Graduate School of Biomedical Sciences, Program in Cancer Biology
Genes, p53; Tumor Suppressor Protein p53; p300-CBP Transcription Factors; CREB-Binding Protein; E1A-Associated p300 Protein; Proteasome Endopeptidase Complex; DNA Damage; Ubiquitination; Dissertations, UMMS
Cancer Biology | Life Sciences | Medicine and Health Sciences
p53, known as the “guardian of the genome”, is the most well-characterized tumor suppressor gene. The central role of p53 is to prevent genome instability. p53 is the central node in an incredibly elaborate genome defense network for receiving various input stress signals and controlling diverse cellular responses. The final output of this network is determined not only by the p53 protein itself, but also by other p53 cooperating proteins.
p300 and CBP (CREB-Binding Protein) act as multifunctional regulators of p53 via acetylase and ubiquitin ligase activities. Prior work in vitro has shown that the N-terminal 595 aa of p300 encode both generic ubiquitin ligase (E3) and p53-directed E4 functions. Analysis of p300 or CBP-deficient cells revealed that both coactivators were required for endogenous p53 polyubiquitination and the normally rapid turnover of p53 in unstressed cells. Unexpectedly, p300/CBP ubiquitin ligase activities were absent in nuclear extracts and exclusively cytoplasmic.
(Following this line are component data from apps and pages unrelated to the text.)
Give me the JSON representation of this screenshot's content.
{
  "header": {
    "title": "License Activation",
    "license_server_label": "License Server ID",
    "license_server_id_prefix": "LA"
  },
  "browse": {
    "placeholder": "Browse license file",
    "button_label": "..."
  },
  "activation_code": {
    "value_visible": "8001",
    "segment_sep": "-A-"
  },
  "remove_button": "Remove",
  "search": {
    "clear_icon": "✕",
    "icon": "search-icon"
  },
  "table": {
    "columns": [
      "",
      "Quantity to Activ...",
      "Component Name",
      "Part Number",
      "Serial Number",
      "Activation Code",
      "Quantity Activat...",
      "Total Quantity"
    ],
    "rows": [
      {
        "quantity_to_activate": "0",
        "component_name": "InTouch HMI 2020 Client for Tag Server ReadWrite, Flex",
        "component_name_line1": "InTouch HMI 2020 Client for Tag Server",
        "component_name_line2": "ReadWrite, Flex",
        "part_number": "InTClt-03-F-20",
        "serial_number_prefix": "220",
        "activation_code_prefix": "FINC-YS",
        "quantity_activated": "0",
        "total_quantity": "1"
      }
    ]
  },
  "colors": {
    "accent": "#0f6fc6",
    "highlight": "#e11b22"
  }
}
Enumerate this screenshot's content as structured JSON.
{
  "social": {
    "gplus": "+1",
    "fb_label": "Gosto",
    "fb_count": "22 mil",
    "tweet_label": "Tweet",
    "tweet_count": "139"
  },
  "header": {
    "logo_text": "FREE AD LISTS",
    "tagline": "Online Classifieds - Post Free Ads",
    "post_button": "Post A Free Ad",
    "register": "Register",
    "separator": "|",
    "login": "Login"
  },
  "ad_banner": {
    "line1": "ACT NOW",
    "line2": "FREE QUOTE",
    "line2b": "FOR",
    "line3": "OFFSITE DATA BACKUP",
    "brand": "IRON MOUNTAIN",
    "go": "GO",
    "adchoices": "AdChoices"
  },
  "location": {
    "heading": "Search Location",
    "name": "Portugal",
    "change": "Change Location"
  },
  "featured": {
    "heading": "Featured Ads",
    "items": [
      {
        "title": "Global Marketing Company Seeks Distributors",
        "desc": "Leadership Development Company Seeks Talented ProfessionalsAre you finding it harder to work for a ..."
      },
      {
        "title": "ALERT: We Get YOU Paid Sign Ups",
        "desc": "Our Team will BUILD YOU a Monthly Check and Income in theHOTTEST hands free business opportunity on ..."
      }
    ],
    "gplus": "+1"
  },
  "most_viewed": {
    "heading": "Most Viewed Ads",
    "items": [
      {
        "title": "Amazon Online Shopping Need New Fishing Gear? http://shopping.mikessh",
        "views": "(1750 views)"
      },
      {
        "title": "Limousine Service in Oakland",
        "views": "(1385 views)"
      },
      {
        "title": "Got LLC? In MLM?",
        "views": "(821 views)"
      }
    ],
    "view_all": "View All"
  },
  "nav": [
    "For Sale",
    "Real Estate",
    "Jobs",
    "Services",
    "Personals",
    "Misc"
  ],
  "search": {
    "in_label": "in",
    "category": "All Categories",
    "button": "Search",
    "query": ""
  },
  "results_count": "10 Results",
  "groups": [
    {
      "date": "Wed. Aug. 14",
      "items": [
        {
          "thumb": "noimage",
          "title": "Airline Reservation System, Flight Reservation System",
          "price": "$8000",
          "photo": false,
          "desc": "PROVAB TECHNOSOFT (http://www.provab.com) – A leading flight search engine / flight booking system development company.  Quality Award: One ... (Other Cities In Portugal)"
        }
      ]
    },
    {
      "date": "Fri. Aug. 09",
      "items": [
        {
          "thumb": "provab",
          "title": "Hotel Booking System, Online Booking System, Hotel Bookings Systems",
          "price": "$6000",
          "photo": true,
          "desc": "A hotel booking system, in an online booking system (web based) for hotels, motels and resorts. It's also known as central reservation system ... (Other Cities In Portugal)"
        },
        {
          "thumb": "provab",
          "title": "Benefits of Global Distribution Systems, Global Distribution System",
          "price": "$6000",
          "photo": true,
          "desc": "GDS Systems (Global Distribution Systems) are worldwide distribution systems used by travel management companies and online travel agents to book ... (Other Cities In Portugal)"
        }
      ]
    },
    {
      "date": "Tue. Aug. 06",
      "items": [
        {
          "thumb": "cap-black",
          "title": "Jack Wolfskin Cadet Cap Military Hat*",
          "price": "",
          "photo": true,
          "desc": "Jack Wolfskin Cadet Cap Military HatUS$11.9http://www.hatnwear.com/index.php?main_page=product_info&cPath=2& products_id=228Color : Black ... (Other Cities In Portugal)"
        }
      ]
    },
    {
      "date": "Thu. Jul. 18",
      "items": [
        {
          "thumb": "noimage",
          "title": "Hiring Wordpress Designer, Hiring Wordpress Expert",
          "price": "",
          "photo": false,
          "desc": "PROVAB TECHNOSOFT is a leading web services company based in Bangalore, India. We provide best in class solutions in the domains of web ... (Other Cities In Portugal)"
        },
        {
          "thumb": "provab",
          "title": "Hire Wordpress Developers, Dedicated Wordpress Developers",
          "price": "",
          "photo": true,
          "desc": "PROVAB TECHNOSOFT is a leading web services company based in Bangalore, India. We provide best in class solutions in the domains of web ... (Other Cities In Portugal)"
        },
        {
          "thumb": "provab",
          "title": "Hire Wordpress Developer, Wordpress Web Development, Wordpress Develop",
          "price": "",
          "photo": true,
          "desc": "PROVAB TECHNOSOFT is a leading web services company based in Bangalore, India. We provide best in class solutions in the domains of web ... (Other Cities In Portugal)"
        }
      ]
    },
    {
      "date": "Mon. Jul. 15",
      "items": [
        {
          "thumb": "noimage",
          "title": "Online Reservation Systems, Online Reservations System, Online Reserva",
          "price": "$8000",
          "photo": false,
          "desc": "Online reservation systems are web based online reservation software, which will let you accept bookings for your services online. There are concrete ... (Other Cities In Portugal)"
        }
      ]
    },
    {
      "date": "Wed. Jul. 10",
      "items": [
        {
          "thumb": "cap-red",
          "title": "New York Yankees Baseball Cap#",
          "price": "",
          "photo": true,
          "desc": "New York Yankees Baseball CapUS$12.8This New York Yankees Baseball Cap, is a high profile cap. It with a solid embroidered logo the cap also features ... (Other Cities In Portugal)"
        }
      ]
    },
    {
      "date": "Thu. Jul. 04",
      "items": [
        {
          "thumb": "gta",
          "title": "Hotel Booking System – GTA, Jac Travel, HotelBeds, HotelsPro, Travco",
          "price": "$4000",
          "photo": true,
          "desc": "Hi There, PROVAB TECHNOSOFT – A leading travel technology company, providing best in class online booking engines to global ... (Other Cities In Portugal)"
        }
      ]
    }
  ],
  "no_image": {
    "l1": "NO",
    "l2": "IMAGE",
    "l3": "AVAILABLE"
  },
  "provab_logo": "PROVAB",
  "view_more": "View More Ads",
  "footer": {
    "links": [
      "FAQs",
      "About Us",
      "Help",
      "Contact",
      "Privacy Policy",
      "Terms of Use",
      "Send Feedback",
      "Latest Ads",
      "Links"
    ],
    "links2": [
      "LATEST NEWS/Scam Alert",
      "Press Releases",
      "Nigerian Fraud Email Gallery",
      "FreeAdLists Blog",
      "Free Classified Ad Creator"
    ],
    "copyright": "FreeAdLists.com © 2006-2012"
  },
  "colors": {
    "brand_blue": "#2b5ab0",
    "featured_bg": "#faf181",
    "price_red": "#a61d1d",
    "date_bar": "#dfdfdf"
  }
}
In the nucleus, CBP and p300 exhibited differential regulation of p53 gene target expression, C-terminal acetylation, and biologic response after DNA damage. p300 activated, and CBP repressed, PUMA expression, correlating with activating acetylation of p53 C-terminal lysines by p300, and a repressive acetylation of p53 lysine-320 induced by CBP. Consistent with their gene expression effects, CBP deficiency augmented, and p300 deficiency blocked, apoptosis after doxorubicin treatment. Subcellular compartmentalization of p300/CBP’s ubiquitination and transcription activities reconciles seemingly opposed functions—cytoplasmic p300/CBP E4 activities ubiquitinate and destabilize p53, while nuclear p300/CBP direct p53 acetylation, target gene activation, and biological outcome after genotoxic stress.
p53 is a prominent tumor suppressor gene and it is mutated in more than 50% of human tumors. Reactivation of endogenous p53 is one therapeutic avenue to stop cancer cell growth. In this thesis, we have identified S5as a critical regulator of p53 degradation and activity. S5a is a non-ATPase subunit in the 19S regulatory particle of the 26S proteasome. Our preliminary data indicates that S5a is required for p53 instability and is a negative regulator of p53 tranactivation. As a negative regulator of p53, S5a may therefore also represent a new target for cancer drug development against tumors that specifically maintain wild type p53.
Shi, Dingding, "Defining the Roles of p300/CBP (CREB Binding Protein) and S5a in p53
Polyubiquitination, Degradation and DNA Damage Responses: A Dissertation" (2010). University of Massachusetts Medical School. GSBS Dissertations and Theses. Paper 452.